Excerpts from an interface dataset
※
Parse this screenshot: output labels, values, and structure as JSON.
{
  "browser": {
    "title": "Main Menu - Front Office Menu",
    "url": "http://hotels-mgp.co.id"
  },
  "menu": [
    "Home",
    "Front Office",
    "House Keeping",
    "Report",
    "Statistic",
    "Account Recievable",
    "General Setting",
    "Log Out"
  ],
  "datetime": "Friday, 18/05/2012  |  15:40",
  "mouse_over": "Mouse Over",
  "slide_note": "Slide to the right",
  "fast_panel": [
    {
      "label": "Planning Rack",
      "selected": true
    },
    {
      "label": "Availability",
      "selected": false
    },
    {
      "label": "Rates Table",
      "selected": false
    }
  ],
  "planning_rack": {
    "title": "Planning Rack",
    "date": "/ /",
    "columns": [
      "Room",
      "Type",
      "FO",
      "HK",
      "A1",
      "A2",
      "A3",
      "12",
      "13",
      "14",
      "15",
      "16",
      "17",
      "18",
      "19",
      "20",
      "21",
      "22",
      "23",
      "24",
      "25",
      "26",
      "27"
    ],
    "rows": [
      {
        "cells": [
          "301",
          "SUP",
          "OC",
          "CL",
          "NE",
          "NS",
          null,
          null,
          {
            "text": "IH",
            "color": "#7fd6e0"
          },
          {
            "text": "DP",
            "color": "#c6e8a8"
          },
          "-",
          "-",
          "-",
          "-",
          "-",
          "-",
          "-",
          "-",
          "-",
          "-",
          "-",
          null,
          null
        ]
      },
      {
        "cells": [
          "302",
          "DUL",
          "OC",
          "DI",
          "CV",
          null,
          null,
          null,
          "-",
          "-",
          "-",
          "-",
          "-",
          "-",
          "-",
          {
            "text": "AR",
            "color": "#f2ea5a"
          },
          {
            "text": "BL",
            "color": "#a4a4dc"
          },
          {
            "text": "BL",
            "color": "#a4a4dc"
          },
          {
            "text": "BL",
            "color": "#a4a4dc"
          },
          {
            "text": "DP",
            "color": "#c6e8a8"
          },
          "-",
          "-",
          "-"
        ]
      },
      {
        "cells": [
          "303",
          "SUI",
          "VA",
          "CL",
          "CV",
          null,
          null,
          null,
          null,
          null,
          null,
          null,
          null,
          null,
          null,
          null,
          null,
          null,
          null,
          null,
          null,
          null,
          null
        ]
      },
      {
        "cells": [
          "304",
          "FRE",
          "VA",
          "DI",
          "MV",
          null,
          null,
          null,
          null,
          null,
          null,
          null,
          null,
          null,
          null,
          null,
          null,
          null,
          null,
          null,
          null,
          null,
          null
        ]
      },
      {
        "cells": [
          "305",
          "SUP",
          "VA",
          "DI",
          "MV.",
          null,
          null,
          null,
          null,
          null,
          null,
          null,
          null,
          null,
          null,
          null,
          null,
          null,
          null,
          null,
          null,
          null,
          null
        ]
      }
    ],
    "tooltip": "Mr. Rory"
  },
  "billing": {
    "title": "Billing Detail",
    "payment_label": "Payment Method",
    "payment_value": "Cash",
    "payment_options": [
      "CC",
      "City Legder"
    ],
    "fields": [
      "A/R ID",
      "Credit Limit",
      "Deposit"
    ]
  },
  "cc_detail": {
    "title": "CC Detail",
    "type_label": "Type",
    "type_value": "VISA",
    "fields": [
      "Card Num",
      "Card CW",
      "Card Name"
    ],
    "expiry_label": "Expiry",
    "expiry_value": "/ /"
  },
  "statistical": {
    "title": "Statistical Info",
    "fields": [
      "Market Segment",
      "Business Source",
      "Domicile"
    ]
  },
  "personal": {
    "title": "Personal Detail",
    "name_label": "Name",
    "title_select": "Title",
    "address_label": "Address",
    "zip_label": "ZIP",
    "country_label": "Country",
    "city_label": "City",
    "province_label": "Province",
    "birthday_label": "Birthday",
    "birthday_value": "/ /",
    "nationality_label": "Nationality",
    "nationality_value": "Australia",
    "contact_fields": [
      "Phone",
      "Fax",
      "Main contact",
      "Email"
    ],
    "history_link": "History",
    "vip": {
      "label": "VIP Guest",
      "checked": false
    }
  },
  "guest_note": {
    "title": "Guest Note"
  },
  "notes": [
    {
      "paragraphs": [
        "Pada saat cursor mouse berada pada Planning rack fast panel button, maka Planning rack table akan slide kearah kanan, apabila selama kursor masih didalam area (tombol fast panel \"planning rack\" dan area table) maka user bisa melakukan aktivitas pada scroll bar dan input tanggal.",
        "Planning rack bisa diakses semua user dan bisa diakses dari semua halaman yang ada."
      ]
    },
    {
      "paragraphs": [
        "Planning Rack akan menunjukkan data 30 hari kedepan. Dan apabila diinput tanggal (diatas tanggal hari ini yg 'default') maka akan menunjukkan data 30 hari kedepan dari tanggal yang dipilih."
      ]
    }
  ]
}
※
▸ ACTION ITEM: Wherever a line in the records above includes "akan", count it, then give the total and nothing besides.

▸ EXPECTED ANSWER: 2